4 Big Concerns About the Gray Market for Small Businesses

4 Big Concerns About the Gray Market for Small Businesses

You’ve probably heard of the black market, but what about the gray market? While the black market is a place for illegal trade and traffic in goods and services, the gray market, as the name implies, is a bit less cut and dried. Strictly speaking, the gray market operates legally but without the permission of the brands it carries. Manufacturers and brands sell their goods to distributors, who sell those goods to retailers, who sell the goods to their customers. The gray part happens when, for example, the retailer can’t sell its stock and so sells it at a discount to other retailers who may, in turn, sell it for a cheaper price. Which seems fair until you realize the gray market comes with its issues. Small businesses face several challenges, and the gray market only adds to them. Here are four big concerns about the gray market for small businesses.

Brand Issues

A warranty or guarantee rarely backs a gray market good. Customers who purchase on the gray market may not be aware of it and will ascribe any issues with the product to the original manufacturer. This issue can destroy a brand’s reputation. It’s especially onerous if a manufacturer discontinues or ceases production of a product and orders the destruction of off-spec goods. Flawed and dangerous products can ruin public goodwill if retailers seize and sell these off-spec products destined for the dumpster on the gray market.

Preventing Profits

The original business sets the prices of its goods; however, the presence of gray market goods marks down the price considerably, affecting the business’s ability to make a profit. These markdowns prevent the business from investing in their products and others. Such disparity in pricing also confuses the consumer, who may think they’re getting a better deal on the gray market but aren’t.

Failing To Meet Local Standards

Often, other regions or countries may sell gray market goods. These sales can lead to issues with the location’s laws and retail standards. A North American product—a vehicle, for example—sold in another country may require costly changes to meet emission or safety standards.

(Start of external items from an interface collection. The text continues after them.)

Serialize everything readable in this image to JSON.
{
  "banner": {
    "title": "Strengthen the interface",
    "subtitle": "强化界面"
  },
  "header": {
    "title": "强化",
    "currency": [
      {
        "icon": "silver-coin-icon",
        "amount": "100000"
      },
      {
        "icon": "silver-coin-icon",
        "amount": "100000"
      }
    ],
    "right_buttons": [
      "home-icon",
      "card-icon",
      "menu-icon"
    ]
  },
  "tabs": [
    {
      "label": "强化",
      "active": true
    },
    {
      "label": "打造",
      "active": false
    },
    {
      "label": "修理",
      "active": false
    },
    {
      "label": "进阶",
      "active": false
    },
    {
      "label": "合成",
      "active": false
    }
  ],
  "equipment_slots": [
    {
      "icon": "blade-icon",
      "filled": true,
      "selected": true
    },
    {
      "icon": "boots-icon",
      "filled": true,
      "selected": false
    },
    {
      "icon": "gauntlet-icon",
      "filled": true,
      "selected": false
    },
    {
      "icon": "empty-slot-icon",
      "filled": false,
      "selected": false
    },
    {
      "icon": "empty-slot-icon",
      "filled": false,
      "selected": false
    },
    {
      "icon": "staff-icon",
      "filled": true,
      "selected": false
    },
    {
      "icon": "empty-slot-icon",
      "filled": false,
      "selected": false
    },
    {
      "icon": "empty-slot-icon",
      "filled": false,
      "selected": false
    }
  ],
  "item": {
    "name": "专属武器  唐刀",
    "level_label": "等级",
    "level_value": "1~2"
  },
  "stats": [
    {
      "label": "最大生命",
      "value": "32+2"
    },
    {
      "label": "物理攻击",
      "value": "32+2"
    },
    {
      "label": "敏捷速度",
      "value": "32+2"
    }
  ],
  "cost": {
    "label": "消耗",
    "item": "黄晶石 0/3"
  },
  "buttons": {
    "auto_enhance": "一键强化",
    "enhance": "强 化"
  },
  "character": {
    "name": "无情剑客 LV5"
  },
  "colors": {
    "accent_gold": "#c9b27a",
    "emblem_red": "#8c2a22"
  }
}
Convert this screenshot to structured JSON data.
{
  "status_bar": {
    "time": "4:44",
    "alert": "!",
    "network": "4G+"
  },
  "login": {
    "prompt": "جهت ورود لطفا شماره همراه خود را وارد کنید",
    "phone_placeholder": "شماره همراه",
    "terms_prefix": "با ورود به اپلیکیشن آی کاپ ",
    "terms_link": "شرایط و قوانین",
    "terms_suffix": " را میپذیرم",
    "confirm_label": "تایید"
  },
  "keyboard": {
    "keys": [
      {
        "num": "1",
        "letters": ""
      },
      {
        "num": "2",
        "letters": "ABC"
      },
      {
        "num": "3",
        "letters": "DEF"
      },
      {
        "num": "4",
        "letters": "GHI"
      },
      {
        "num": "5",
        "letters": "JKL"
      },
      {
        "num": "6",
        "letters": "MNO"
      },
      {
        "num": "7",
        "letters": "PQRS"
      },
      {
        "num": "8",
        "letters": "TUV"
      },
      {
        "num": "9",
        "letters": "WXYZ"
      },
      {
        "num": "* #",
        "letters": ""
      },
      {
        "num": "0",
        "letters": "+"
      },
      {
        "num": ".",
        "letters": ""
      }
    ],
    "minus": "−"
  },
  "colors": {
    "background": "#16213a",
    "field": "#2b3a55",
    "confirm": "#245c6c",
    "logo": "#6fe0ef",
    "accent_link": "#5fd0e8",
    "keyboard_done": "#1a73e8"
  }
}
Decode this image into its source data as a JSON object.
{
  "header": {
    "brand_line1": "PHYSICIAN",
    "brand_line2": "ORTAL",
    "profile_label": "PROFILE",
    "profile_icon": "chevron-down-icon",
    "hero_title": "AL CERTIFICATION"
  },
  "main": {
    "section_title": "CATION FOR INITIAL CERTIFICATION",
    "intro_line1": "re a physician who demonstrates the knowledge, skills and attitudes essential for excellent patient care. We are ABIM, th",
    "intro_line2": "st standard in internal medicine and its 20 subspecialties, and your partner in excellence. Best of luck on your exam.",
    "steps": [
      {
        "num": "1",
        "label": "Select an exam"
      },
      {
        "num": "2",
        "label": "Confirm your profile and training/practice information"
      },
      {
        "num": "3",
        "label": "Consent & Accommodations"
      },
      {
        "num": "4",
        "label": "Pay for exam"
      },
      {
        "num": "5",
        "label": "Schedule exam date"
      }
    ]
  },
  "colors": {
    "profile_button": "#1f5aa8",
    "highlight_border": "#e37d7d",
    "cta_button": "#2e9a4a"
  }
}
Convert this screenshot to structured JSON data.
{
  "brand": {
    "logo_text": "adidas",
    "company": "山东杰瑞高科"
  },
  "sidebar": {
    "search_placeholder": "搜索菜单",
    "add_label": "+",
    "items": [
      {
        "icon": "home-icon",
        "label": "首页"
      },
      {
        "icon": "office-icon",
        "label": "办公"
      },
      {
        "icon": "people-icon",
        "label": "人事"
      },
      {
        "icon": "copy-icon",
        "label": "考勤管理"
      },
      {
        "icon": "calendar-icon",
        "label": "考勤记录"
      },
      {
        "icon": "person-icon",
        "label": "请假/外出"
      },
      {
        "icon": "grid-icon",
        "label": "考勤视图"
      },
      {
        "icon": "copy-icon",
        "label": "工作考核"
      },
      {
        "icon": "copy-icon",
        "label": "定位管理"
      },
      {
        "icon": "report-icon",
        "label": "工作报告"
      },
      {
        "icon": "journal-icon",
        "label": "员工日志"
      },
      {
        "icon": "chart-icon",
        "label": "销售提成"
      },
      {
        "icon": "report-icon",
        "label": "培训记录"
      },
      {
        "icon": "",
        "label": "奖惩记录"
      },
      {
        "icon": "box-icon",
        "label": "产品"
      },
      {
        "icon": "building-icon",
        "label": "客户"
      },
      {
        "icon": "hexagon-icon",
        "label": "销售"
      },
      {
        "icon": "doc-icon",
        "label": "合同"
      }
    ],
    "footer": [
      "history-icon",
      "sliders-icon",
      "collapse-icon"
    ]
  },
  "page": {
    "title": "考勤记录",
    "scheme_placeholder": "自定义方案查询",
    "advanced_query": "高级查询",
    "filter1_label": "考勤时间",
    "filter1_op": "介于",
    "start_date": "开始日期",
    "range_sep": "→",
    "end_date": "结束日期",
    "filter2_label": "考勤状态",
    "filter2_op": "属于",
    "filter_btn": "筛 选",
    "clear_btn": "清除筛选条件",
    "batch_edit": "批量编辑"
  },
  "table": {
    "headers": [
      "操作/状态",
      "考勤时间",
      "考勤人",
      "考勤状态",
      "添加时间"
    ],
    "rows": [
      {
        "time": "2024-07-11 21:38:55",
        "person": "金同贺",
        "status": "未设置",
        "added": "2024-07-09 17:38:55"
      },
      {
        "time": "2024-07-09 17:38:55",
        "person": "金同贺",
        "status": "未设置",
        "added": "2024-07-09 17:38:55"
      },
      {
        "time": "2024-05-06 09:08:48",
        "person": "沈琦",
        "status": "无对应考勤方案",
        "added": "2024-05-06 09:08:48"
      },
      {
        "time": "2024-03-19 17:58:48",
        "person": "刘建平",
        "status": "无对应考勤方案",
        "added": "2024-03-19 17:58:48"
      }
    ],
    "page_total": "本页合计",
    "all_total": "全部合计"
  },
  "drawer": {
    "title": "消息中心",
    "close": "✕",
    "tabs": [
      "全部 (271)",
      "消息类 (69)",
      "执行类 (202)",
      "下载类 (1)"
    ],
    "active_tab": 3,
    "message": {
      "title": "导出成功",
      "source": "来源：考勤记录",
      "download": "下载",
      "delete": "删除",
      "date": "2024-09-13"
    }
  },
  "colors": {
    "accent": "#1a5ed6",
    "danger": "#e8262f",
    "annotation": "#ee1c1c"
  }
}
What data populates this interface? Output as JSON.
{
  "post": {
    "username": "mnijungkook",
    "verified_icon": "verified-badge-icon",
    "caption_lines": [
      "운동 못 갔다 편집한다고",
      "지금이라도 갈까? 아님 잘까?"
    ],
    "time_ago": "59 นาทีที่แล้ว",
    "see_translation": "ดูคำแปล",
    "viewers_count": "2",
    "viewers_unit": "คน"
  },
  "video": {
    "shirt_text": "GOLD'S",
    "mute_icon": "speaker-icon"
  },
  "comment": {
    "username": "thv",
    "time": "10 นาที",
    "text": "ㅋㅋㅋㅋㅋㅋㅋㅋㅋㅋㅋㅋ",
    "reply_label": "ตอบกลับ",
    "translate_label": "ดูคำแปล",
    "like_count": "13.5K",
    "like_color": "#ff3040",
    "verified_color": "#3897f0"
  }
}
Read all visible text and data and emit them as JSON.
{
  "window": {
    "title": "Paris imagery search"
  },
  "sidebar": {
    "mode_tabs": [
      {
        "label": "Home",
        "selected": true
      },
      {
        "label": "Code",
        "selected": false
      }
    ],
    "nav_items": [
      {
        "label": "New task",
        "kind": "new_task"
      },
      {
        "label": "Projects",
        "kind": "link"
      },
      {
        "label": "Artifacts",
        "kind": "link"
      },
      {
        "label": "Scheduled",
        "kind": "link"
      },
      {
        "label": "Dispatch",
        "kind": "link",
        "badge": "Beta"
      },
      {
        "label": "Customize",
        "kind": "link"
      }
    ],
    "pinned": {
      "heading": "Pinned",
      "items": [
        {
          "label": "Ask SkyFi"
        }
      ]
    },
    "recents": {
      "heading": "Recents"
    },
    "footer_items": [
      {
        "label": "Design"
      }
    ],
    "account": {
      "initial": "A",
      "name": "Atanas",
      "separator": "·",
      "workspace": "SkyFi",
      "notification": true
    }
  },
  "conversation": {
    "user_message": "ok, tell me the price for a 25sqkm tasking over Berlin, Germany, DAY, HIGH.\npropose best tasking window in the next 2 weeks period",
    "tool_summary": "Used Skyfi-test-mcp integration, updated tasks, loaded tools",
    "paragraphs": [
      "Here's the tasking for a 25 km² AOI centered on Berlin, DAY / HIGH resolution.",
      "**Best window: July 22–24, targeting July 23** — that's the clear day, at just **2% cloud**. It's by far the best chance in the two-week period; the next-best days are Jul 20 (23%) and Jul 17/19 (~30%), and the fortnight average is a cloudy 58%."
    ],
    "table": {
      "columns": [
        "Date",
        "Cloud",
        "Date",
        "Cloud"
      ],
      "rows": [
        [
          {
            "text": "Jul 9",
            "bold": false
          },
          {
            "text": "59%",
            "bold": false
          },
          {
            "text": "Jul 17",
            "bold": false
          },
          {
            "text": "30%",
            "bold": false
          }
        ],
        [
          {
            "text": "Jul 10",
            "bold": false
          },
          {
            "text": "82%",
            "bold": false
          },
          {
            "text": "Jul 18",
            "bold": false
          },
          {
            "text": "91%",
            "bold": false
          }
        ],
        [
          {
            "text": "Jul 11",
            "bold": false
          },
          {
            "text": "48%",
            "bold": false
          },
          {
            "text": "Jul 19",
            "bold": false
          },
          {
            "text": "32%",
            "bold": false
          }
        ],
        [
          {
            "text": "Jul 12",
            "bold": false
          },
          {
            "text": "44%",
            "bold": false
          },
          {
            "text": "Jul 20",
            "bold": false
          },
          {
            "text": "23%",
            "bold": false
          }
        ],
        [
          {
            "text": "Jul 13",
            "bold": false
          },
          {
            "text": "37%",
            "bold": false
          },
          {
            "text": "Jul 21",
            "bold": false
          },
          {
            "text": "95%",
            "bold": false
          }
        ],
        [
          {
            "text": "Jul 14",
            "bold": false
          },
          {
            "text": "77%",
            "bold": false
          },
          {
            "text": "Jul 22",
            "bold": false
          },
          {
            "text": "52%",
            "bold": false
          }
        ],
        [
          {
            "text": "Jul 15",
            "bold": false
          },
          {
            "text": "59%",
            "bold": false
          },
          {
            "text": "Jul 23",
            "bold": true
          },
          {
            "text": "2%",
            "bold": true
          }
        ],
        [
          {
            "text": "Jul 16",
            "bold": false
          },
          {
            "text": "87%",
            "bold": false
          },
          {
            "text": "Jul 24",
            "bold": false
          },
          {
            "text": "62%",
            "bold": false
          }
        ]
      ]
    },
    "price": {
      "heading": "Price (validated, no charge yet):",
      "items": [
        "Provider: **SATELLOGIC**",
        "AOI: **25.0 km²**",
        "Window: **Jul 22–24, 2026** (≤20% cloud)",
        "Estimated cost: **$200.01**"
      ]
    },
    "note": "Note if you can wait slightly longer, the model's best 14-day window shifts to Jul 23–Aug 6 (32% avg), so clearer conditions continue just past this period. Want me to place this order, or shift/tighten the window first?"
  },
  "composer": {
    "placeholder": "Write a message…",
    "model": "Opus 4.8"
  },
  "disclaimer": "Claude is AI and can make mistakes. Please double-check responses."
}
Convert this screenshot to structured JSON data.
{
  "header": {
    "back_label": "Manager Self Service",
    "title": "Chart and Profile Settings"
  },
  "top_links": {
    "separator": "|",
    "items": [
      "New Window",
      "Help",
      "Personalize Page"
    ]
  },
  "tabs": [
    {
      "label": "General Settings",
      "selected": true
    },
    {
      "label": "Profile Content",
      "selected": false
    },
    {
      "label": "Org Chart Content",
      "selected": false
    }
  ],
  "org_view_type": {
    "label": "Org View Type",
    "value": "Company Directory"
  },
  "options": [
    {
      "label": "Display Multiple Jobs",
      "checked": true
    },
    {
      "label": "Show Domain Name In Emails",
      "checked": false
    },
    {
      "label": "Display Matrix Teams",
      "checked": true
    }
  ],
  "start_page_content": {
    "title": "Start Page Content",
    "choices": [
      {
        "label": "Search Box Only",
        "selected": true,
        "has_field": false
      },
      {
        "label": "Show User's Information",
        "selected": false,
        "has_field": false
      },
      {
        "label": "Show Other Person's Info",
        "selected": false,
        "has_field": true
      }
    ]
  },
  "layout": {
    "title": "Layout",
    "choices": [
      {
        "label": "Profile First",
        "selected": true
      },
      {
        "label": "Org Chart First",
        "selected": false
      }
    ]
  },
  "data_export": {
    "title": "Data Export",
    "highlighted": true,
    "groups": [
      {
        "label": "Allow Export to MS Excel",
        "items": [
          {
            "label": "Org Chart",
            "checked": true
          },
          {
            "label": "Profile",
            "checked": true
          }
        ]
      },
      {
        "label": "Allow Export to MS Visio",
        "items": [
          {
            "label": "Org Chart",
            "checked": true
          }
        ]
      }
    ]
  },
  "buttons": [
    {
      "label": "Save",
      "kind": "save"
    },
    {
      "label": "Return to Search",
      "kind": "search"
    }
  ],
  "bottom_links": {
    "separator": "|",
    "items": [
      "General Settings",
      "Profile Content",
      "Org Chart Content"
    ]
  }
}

Again, a consumer, unaware of the gray market status of the product, may end up blaming the manufacturer rather than the individual who sold it to them, leading to further tainting of the brand.

Garbage In, Garbage Out

The last of the four big concerns about the gray market for small businesses has to do with the quality of the products sold. Counterfeits and poorly manufactured products disguised as your product may intermingle with gray market goods. Furthermore, the sale of your goods on the gray market may fund criminal activities. Beyond the damage to your brand, bad products can lead to poor performance at best and accidents, injuries, and even death at worst.

The best way to fight the gray market is to monitor where you sell your products and by whom and to destroy off-spec and similarly expired products before they enter the market. Protect yourself and your customers!

Blog Categories


Recent Posts

Search Site
© 2012-2024    Contact   -   Privacy
magnifier linkedin facebook pinterest youtube rss twitter instagram facebook-blank rss-blank linkedin-blank pinterest youtube twitter instagram